One of the most effective technical controls is to use FIDO2. FIDO2 is the newest set of specifications from the FIDO Alliance. It enables the use of common devices (such as apps, fingerprint readers and hardware security keys) to authenticate to online services using unique cryptographic login credentials for each individual site. Whereas currently, cloud services typically validate end users based on credentials in the form of login forms, FIDO2 essentially removes the need for a human to provide a password to authenticate.


We are seeing more of these AiTM attacks in our investigations, and effectively combatting them takes a multi-faceted approach. It’s up to an organisation AND its individuals to prioritize the implementation of protection mechanisms and security awareness to stop these attacks before they even pose a threat.

The tools in play are better than ever. Version 3 of Evilginx is a fully comprehensive, extensible phishing attack framework, even circumventing some of the forensic opportunities discussed above. Attacks often leave sysadmins dumbfounded as to why their MFA reinforcements have completely failed them.

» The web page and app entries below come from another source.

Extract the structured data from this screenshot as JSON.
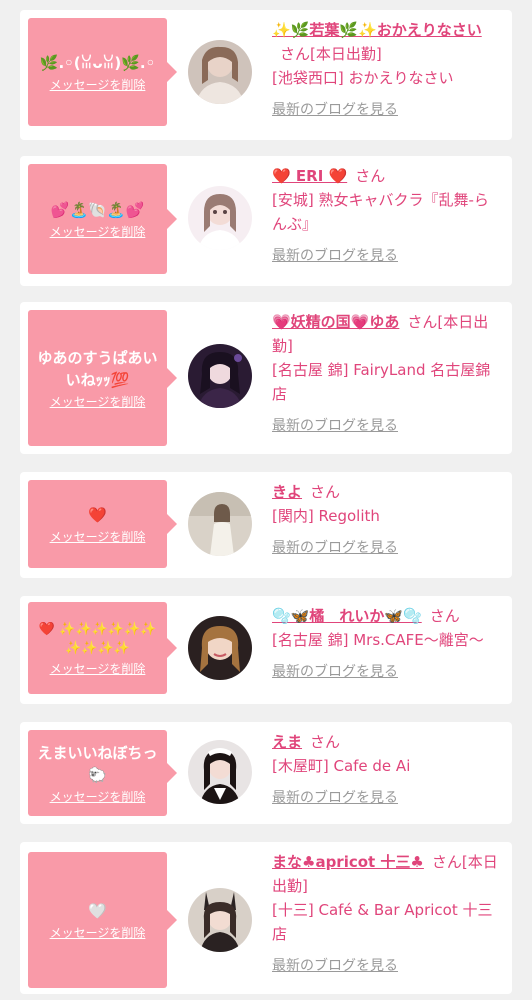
{
  "delete_label": "メッセージを削除",
  "honorific": "さん",
  "blog_link": "最新のブログを見る",
  "colors": {
    "bubble": "#f99aa8",
    "accent": "#e0457b",
    "muted": "#9a9a9a",
    "card": "#ffffff",
    "page_bg": "#f0f0f0"
  },
  "items": [
    {
      "message": "🌿.◦(ꈍᴗꈍ)🌿.◦",
      "name": "✨🌿若葉🌿✨おかえりなさい",
      "status": "[本日出勤]",
      "shop": "[池袋西口] おかえりなさい",
      "avatar_icon": "profile-photo"
    },
    {
      "message": "💕🏝️🐚🏝️💕",
      "name": "❤️ ERI ❤️",
      "status": "",
      "shop": "[安城] 熟女キャバクラ『乱舞-らんぶ』",
      "avatar_icon": "profile-photo"
    },
    {
      "message": "ゆあのすうぱあいいねｯｯ💯",
      "name": "💗妖精の国💗ゆあ",
      "status": "[本日出勤]",
      "shop": "[名古屋 錦] FairyLand 名古屋錦店",
      "avatar_icon": "profile-photo"
    },
    {
      "message": "❤️",
      "name": "きよ",
      "status": "",
      "shop": "[関内] Regolith",
      "avatar_icon": "profile-photo"
    },
    {
      "message": "❤️ ✨✨✨✨✨✨ ✨✨✨✨",
      "name": "🫧🦋橘　れいか🦋🫧",
      "status": "",
      "shop": "[名古屋 錦] Mrs.CAFE〜離宮〜",
      "avatar_icon": "profile-photo"
    },
    {
      "message": "えまいいねぼちっ🐑",
      "name": "えま",
      "status": "",
      "shop": "[木屋町] Cafe de Ai",
      "avatar_icon": "profile-photo"
    },
    {
      "message": "🤍",
      "name": "まな♣apricot 十三♣",
      "status": "[本日出勤]",
      "shop": "[十三] Café & Bar Apricot 十三店",
      "avatar_icon": "profile-photo"
    }
  ]
}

But whilst preventing them is hard, with some mitigation we can make it harder to carry out and easier to spot when it does happen. Education is everything, and frequent briefings to employees about vigilance, non-complacency and dis-trust of any attachment or unexpected email is paramount.

Finally, a lot of protection can be added with a solid 365 configuration. Top-tier defences like FIDO2 identity mechanisms represent the next rung in methods used to combat authentication attacks. Commercial adoption will ensure its widespread use on all web services. It is a free open standard and most importantly takes the human out of the decision making.